How to best use screen time without getting your kid hooked
Too much screen-time and the future of children’s learning
Too much screen-time is negatively affecting the health of our children. They’re growing up in an environment where they prioritize mobile devices over good old fashion playing in the garden. Screens have started to become a regular part of their daily routines. This has potential repercussions in terms of obesity, health problems and eye-sight issues. Kids can also start developing social challenges from a young age if they don’t put the screen down and go outside to play with other kids.
While the question may be complicated, the research is abundantly clear. It’s not about how much time they spend, but more about how they spend that time. Quality time trumps quantity of time every time.
Research from Oxford Internet also shone the light at this phenomenon. They studied 20,000 parents across a dimension of variable such as caregiver attachment, child emotional resilience, curiosity development, etc. They concluded that screen-time had no significant impact on the well-being of the child. The authors concluded that it was about how the kids spent their time and not how much.
Emphasize on quality time on-screen
The American Academy of Pediatrics issued a comprehensive guideline on how best to utilize screen time. Through their research, they recommend that parents share screen-time with their kids to teach them essential skills that can impact their lives. Everything from social skill development to cognitive creativity can be enhanced using these devices. Children as young as 24 months can start interacting verbally using video chat and online chat games. It’s an added stimulus that enhances their verbal cortex significantly.
When you spend quality time with your kids, they benefit as you do. Children emerge smarter and readier for the challenges of life, when they’re exposed to the right stimulus. Informational and interactive apps are the most engaging when it comes to stimulating the mind of a young one.
Focus on content that engages and informs
Your kid will enjoy the variety and depth of content if it appears to them in the form of entertainment. That’s how we’ve transferred knowledge over generations, through stories and plays. When apps can make math more fun, kids can focus that much better in school. You can even spark a new interest in a subject if it presented to them in an appealing manner.
This means that subject areas, where the student is weak in, can become more engaging through screened content. Parents can create new found love for tough subjects, when kids can learn freely during playtime.

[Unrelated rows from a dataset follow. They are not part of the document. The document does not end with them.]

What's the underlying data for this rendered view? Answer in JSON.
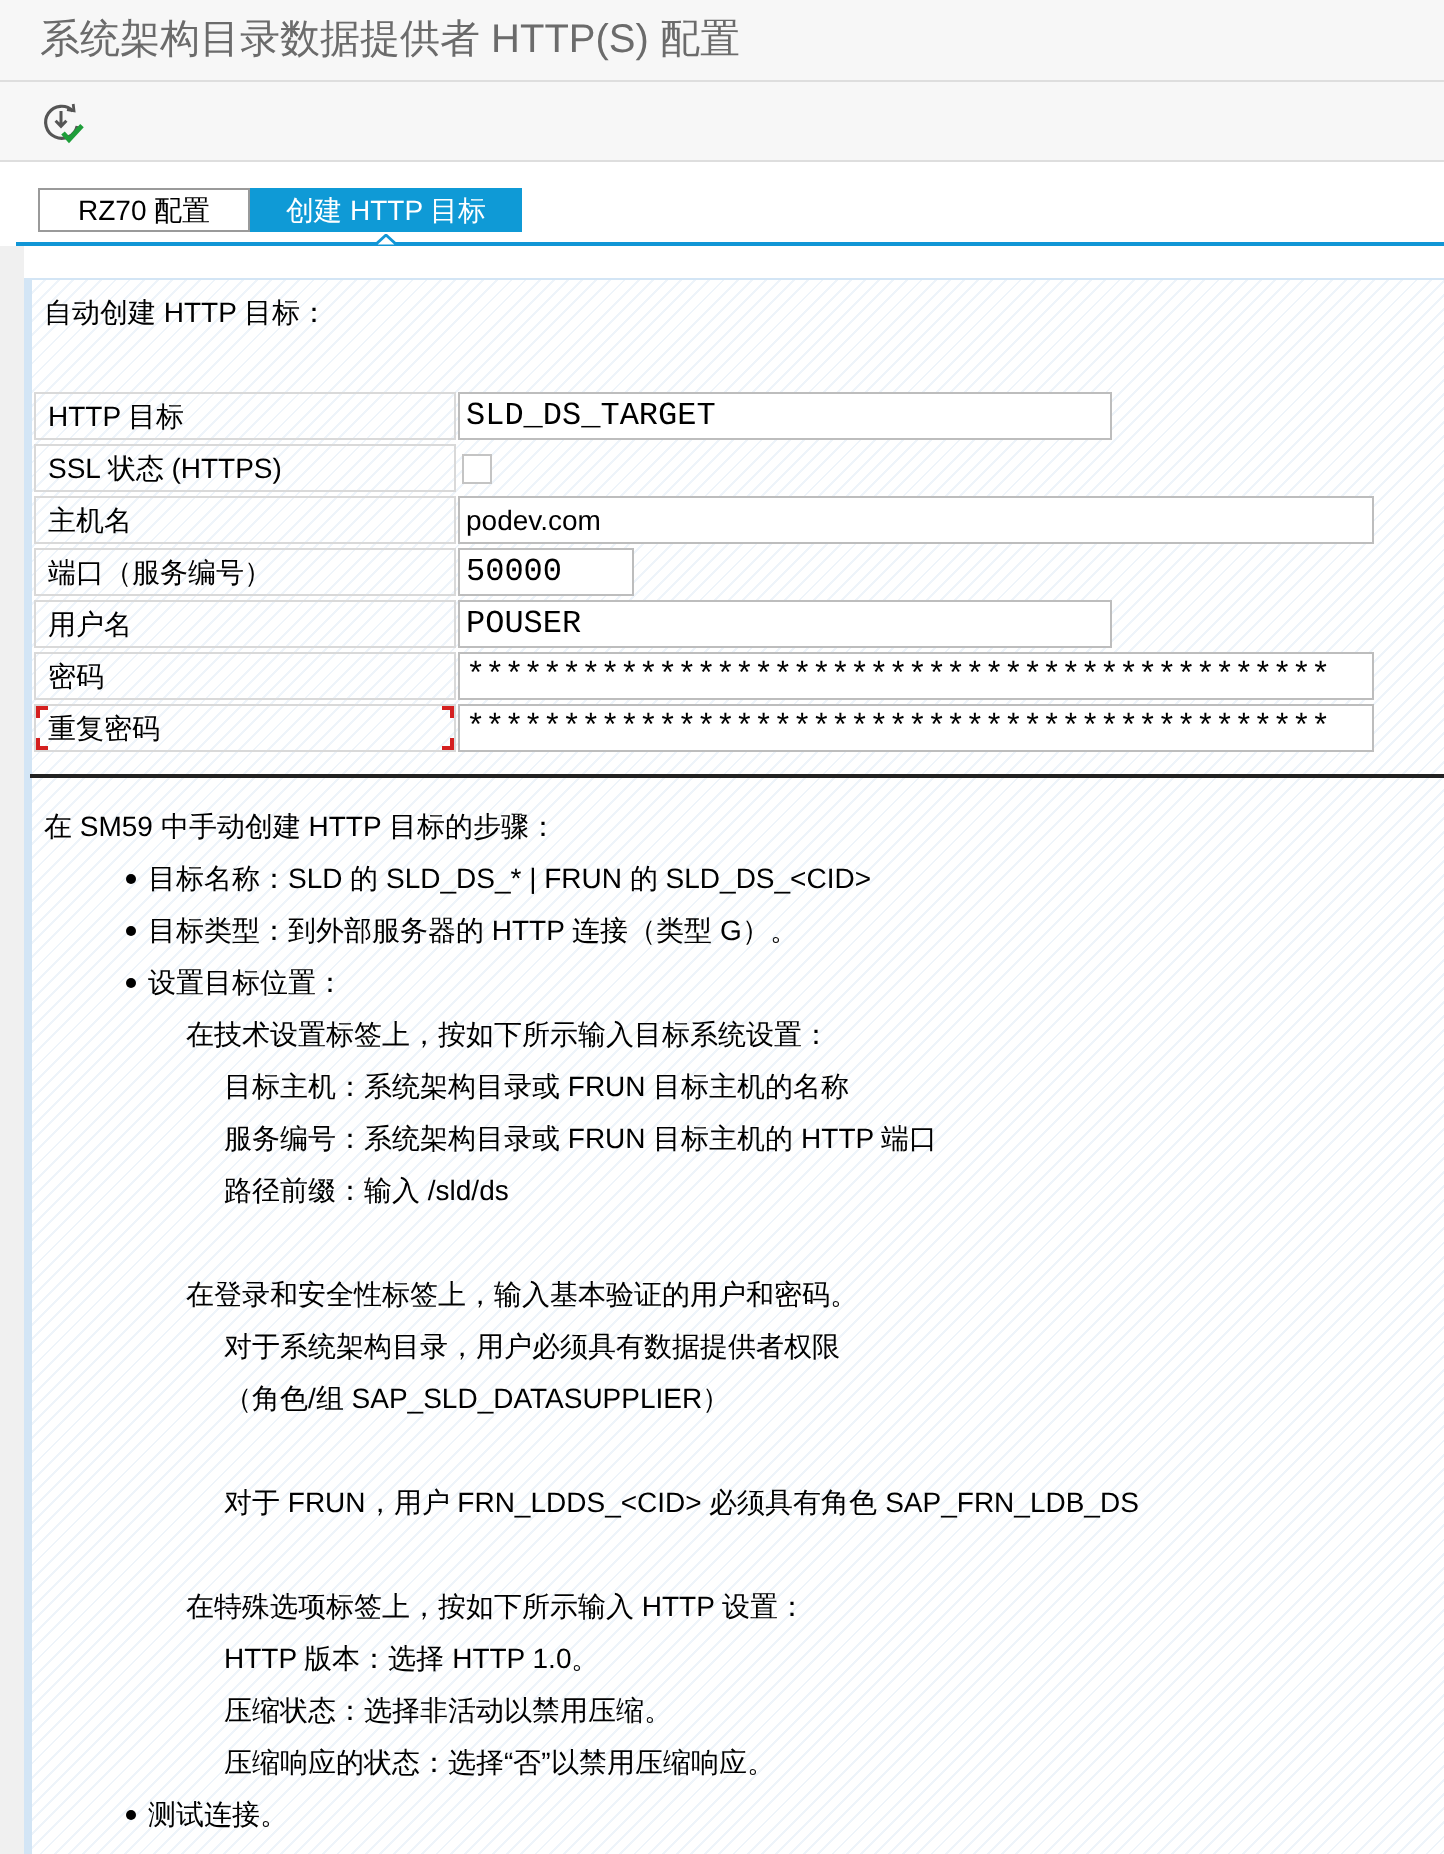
{
  "window": {
    "title": "系统架构目录数据提供者 HTTP(S) 配置"
  },
  "tabs": [
    {
      "label": "RZ70 配置",
      "selected": false
    },
    {
      "label": "创建 HTTP 目标",
      "selected": true
    }
  ],
  "form": {
    "heading": "自动创建 HTTP 目标：",
    "fields": [
      {
        "label": "HTTP 目标",
        "kind": "text",
        "value": "SLD_DS_TARGET",
        "focused": false
      },
      {
        "label": "SSL 状态 (HTTPS)",
        "kind": "checkbox",
        "checked": false,
        "focused": false
      },
      {
        "label": "主机名",
        "kind": "text",
        "value": "podev.com",
        "focused": false
      },
      {
        "label": "端口（服务编号）",
        "kind": "text",
        "value": "50000",
        "focused": false
      },
      {
        "label": "用户名",
        "kind": "text",
        "value": "POUSER",
        "focused": false
      },
      {
        "label": "密码",
        "kind": "password",
        "value": "*********************************************",
        "focused": false
      },
      {
        "label": "重复密码",
        "kind": "password",
        "value": "*********************************************",
        "focused": true
      }
    ]
  },
  "instructions": {
    "heading": "在 SM59 中手动创建 HTTP 目标的步骤：",
    "items": [
      {
        "text": "目标名称：SLD 的 SLD_DS_* | FRUN 的 SLD_DS_<CID>"
      },
      {
        "text": "目标类型：到外部服务器的 HTTP 连接（类型 G）。"
      },
      {
        "text": "设置目标位置：",
        "children": [
          {
            "text": "在技术设置标签上，按如下所示输入目标系统设置：",
            "blocks": [
              [
                "目标主机：系统架构目录或 FRUN 目标主机的名称",
                "服务编号：系统架构目录或 FRUN 目标主机的 HTTP 端口",
                "路径前缀：输入 /sld/ds"
              ]
            ]
          },
          {
            "text": "在登录和安全性标签上，输入基本验证的用户和密码。",
            "blocks": [
              [
                "对于系统架构目录，用户必须具有数据提供者权限",
                "（角色/组 SAP_SLD_DATASUPPLIER）"
              ],
              [
                "对于 FRUN，用户 FRN_LDDS_<CID> 必须具有角色 SAP_FRN_LDB_DS"
              ]
            ]
          },
          {
            "text": "在特殊选项标签上，按如下所示输入 HTTP 设置：",
            "blocks": [
              [
                "HTTP 版本：选择 HTTP 1.0。",
                "压缩状态：选择非活动以禁用压缩。",
                "压缩响应的状态：选择“否”以禁用压缩响应。"
              ]
            ]
          }
        ]
      },
      {
        "text": "测试连接。"
      }
    ]
  }
}
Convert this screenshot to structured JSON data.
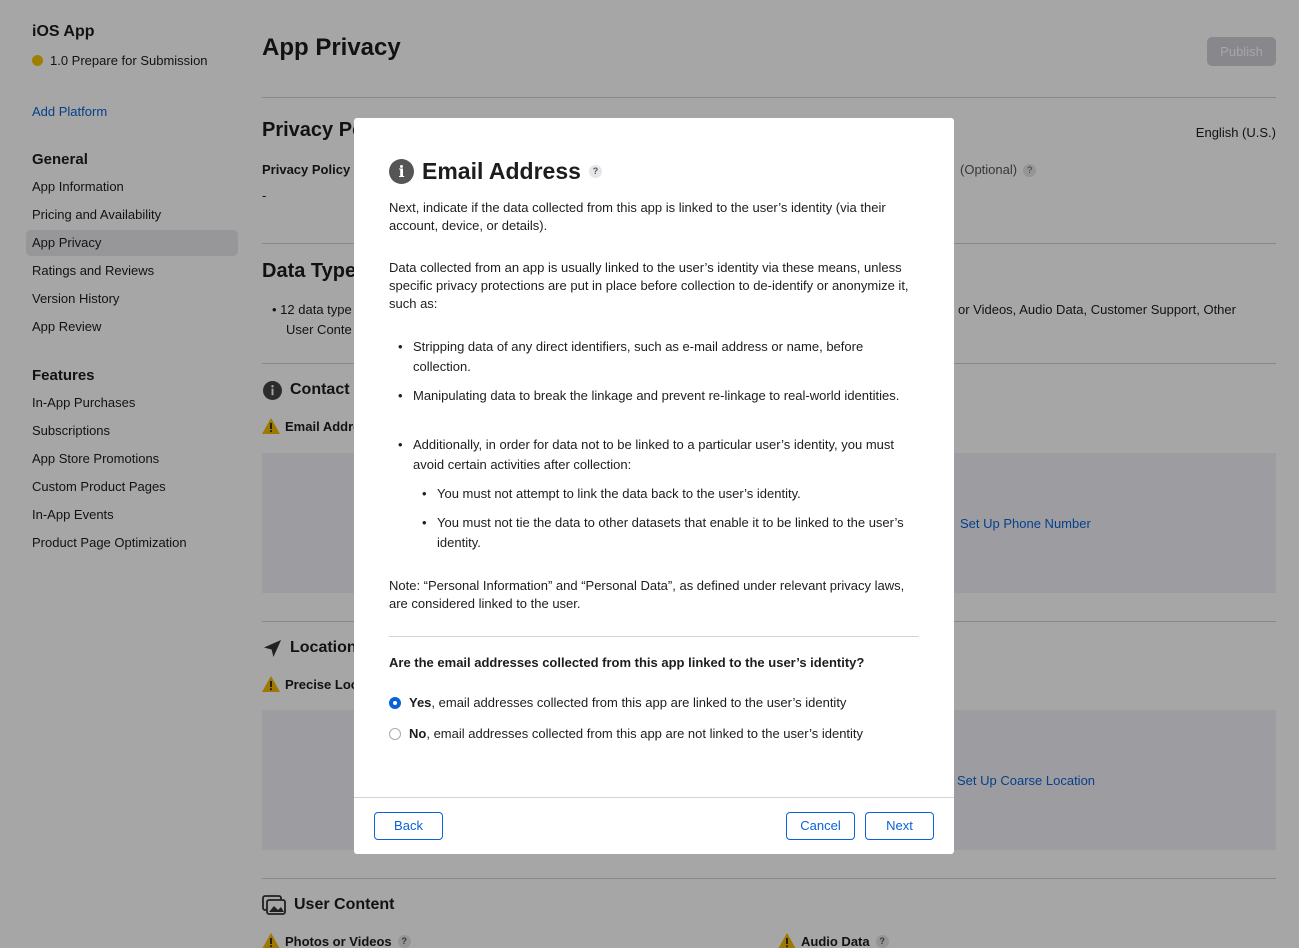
{
  "sidebar": {
    "app_name": "iOS App",
    "version_status": "1.0 Prepare for Submission",
    "add_platform": "Add Platform",
    "general_title": "General",
    "general_items": [
      "App Information",
      "Pricing and Availability",
      "App Privacy",
      "Ratings and Reviews",
      "Version History",
      "App Review"
    ],
    "features_title": "Features",
    "features_items": [
      "In-App Purchases",
      "Subscriptions",
      "App Store Promotions",
      "Custom Product Pages",
      "In-App Events",
      "Product Page Optimization"
    ]
  },
  "main": {
    "title": "App Privacy",
    "publish": "Publish",
    "privacy_policy_heading": "Privacy Po",
    "language": "English (U.S.)",
    "privacy_policy_url_label": "Privacy Policy U",
    "privacy_policy_url_value": "-",
    "optional_label": "(Optional)",
    "data_types_heading": "Data Type",
    "data_types_line1_left": "12 data type",
    "data_types_line1_right": "or Videos, Audio Data, Customer Support, Other",
    "data_types_line2": "User Conte",
    "contact_heading": "Contact I",
    "email_label": "Email Addre",
    "setup_phone": "Set Up Phone Number",
    "location_heading": "Location",
    "precise_label": "Precise Loc",
    "setup_coarse": "Set Up Coarse Location",
    "user_content_heading": "User Content",
    "photos_label": "Photos or Videos",
    "audio_label": "Audio Data"
  },
  "modal": {
    "title": "Email Address",
    "intro": "Next, indicate if the data collected from this app is linked to the user’s identity (via their account, device, or details).",
    "para2": "Data collected from an app is usually linked to the user’s identity via these means, unless specific privacy protections are put in place before collection to de-identify or anonymize it, such as:",
    "bullet1": "Stripping data of any direct identifiers, such as e-mail address or name, before collection.",
    "bullet2": "Manipulating data to break the linkage and prevent re-linkage to real-world identities.",
    "bullet3": "Additionally, in order for data not to be linked to a particular user’s identity, you must avoid certain activities after collection:",
    "sub1": "You must not attempt to link the data back to the user’s identity.",
    "sub2": "You must not tie the data to other datasets that enable it to be linked to the user’s identity.",
    "note": "Note: “Personal Information” and “Personal Data”, as defined under relevant privacy laws, are considered linked to the user.",
    "question": "Are the email addresses collected from this app linked to the user’s identity?",
    "yes_bold": "Yes",
    "yes_rest": ", email addresses collected from this app are linked to the user’s identity",
    "no_bold": "No",
    "no_rest": ", email addresses collected from this app are not linked to the user’s identity",
    "selected_option": "Yes",
    "back": "Back",
    "cancel": "Cancel",
    "next": "Next"
  },
  "colors": {
    "accent": "#0a63d6",
    "status_dot": "#f5c400",
    "warning": "#f5b800"
  }
}
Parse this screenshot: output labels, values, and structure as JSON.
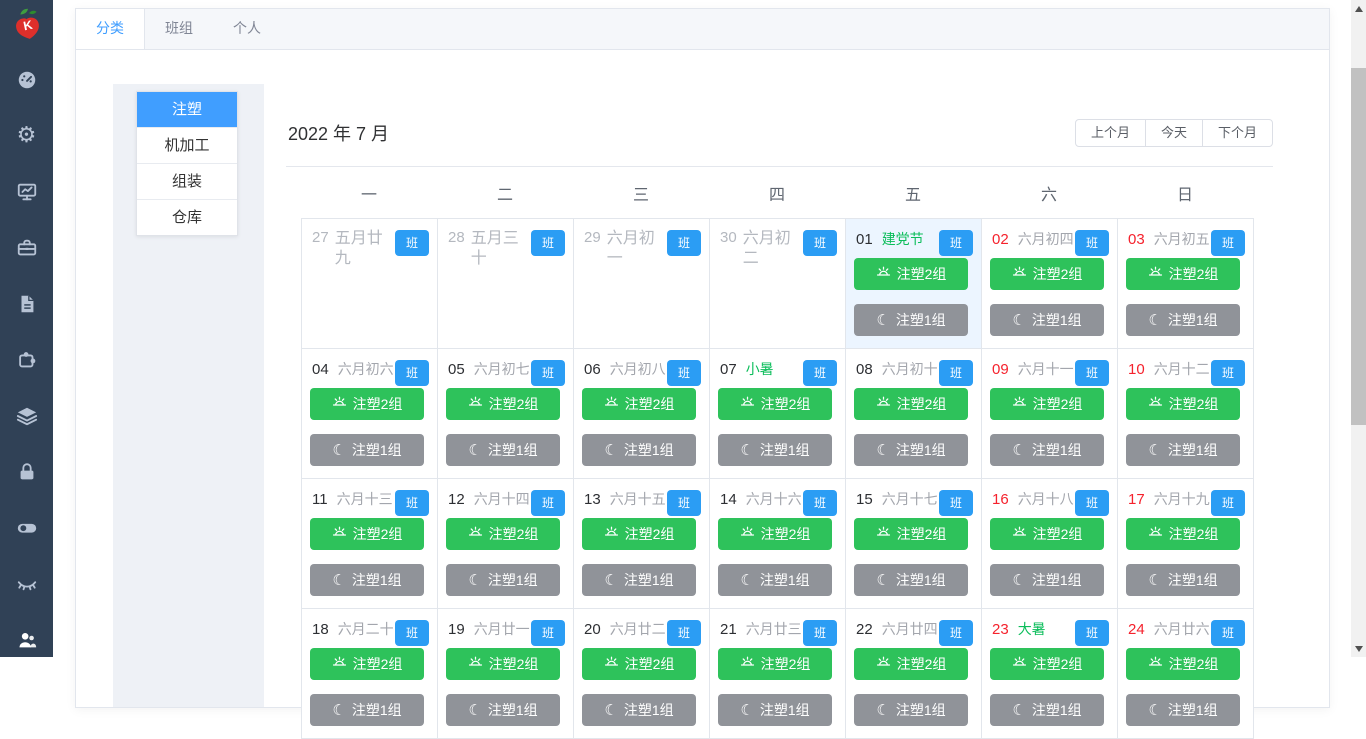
{
  "app": {
    "logo_letter": "K"
  },
  "sidebar": {
    "icons": [
      {
        "name": "dashboard"
      },
      {
        "name": "settings-gear"
      },
      {
        "name": "monitor-chart"
      },
      {
        "name": "toolbox"
      },
      {
        "name": "document"
      },
      {
        "name": "puzzle"
      },
      {
        "name": "layers"
      },
      {
        "name": "lock"
      },
      {
        "name": "toggle"
      },
      {
        "name": "closed-eye"
      },
      {
        "name": "users",
        "active": true
      }
    ]
  },
  "tabs": {
    "items": [
      {
        "label": "分类",
        "active": true
      },
      {
        "label": "班组",
        "active": false
      },
      {
        "label": "个人",
        "active": false
      }
    ]
  },
  "category_menu": {
    "items": [
      {
        "label": "注塑",
        "selected": true
      },
      {
        "label": "机加工",
        "selected": false
      },
      {
        "label": "组装",
        "selected": false
      },
      {
        "label": "仓库",
        "selected": false
      }
    ]
  },
  "calendar": {
    "title": "2022 年 7 月",
    "controls": [
      {
        "label": "上个月"
      },
      {
        "label": "今天"
      },
      {
        "label": "下个月"
      }
    ],
    "weekdays": [
      "一",
      "二",
      "三",
      "四",
      "五",
      "六",
      "日"
    ],
    "badge_label": "班",
    "shifts": {
      "day": "注塑2组",
      "night": "注塑1组"
    },
    "weeks": [
      [
        {
          "num": "27",
          "lunar": "五月廿九",
          "outside": true
        },
        {
          "num": "28",
          "lunar": "五月三十",
          "outside": true
        },
        {
          "num": "29",
          "lunar": "六月初一",
          "outside": true
        },
        {
          "num": "30",
          "lunar": "六月初二",
          "outside": true
        },
        {
          "num": "01",
          "lunar": "建党节",
          "lunar_green": true,
          "today": true,
          "shifts": true
        },
        {
          "num": "02",
          "lunar": "六月初四",
          "weekend": true,
          "shifts": true
        },
        {
          "num": "03",
          "lunar": "六月初五",
          "weekend": true,
          "shifts": true
        }
      ],
      [
        {
          "num": "04",
          "lunar": "六月初六",
          "shifts": true
        },
        {
          "num": "05",
          "lunar": "六月初七",
          "shifts": true
        },
        {
          "num": "06",
          "lunar": "六月初八",
          "shifts": true
        },
        {
          "num": "07",
          "lunar": "小暑",
          "lunar_green": true,
          "shifts": true
        },
        {
          "num": "08",
          "lunar": "六月初十",
          "shifts": true
        },
        {
          "num": "09",
          "lunar": "六月十一",
          "weekend": true,
          "shifts": true
        },
        {
          "num": "10",
          "lunar": "六月十二",
          "weekend": true,
          "shifts": true
        }
      ],
      [
        {
          "num": "11",
          "lunar": "六月十三",
          "shifts": true
        },
        {
          "num": "12",
          "lunar": "六月十四",
          "shifts": true
        },
        {
          "num": "13",
          "lunar": "六月十五",
          "shifts": true
        },
        {
          "num": "14",
          "lunar": "六月十六",
          "shifts": true
        },
        {
          "num": "15",
          "lunar": "六月十七",
          "shifts": true
        },
        {
          "num": "16",
          "lunar": "六月十八",
          "weekend": true,
          "shifts": true
        },
        {
          "num": "17",
          "lunar": "六月十九",
          "weekend": true,
          "shifts": true
        }
      ],
      [
        {
          "num": "18",
          "lunar": "六月二十",
          "shifts": true
        },
        {
          "num": "19",
          "lunar": "六月廿一",
          "shifts": true
        },
        {
          "num": "20",
          "lunar": "六月廿二",
          "shifts": true
        },
        {
          "num": "21",
          "lunar": "六月廿三",
          "shifts": true
        },
        {
          "num": "22",
          "lunar": "六月廿四",
          "shifts": true
        },
        {
          "num": "23",
          "lunar": "大暑",
          "lunar_green": true,
          "weekend": true,
          "shifts": true
        },
        {
          "num": "24",
          "lunar": "六月廿六",
          "weekend": true,
          "shifts": true
        }
      ]
    ]
  },
  "colors": {
    "sidebar_bg": "#304156",
    "sidebar_icon": "#b6c2d4",
    "primary_blue": "#409eff",
    "badge_blue": "#2b9df4",
    "day_shift_green": "#2ec25b",
    "night_shift_gray": "#909399",
    "holiday_green": "#0bbd5a",
    "weekend_red": "#f5222d",
    "today_bg": "#ecf5ff",
    "panel_gray": "#eef1f6"
  }
}
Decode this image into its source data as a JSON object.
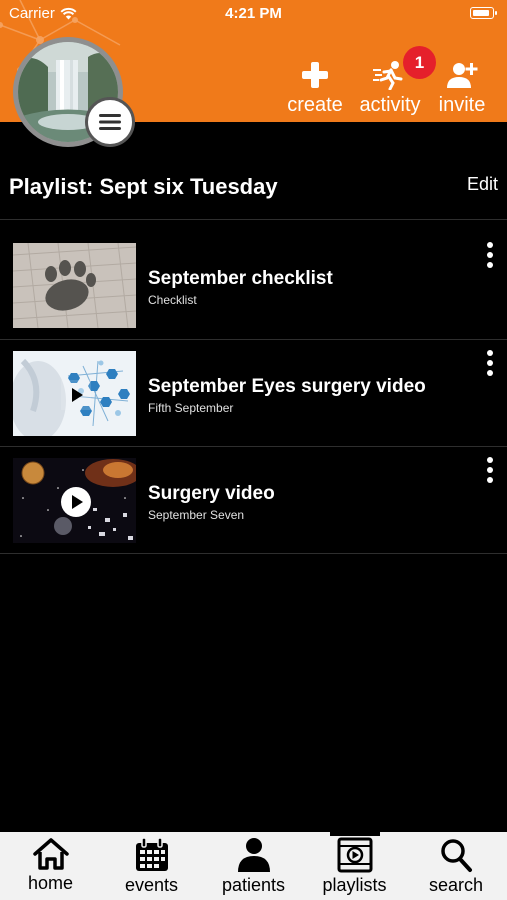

Increased parental control
Apps that are designed to create parental locks and controls work best in these situations. It starts from the schools and all the way to the parents. Apps like PREto3 start early and provide all the necessary information to parents and schools. These apps inform, educate and create a bond through the online medium of mobile. You don’t feel like you’re missing out on the crucial learning state of the child. Parental controls also show you the average time used, or time spent using a certain game or app. This gives you an average estimate as to what the child has been doing with their device throughout the duration.
Balance is key
Research focusing on phycological factors, showed that adolescents are least happy when they spend all their time on-screens. Whether that be a replacement for other issues or a way of distraction, kids can get hooked onto these devices if left unmonitored. Due to the infinite exploration capability of mobile devices, there is a sense of constant attachment to the phone. Kids need to understand the idea of balance from a very young age.
Teaching the importance of value
Value is essential, especially when you’re spending time doing something. Value is derived from the nature of the activity, meaning that wasting time is wasting life. That’s why children need to learn about the idea of value derived from things. An informative hour of math and science has more value than a few hours of mindless video games. However, an hour of social gaming can be beneficial for the young one as they develop social and motor skills early on.
Sleep, nutrition and routine management
Children need a routine, and screen time shouldn’t become a part of one. There should be a healthy balance between eating right, sleeping right and learning right. Mobile devices and screens should not be prioritized over nutrition and sleep. All screens should be put away when the child is eating their meal, along with a strict nap-time and sleeping-time arrangement. Children need to feel empowered about their choices and not forced into doing so. When you focus on nutrition and healthy sleeping habits, their over-reliance on devices fades away. They become more interested in outdoor activities instead.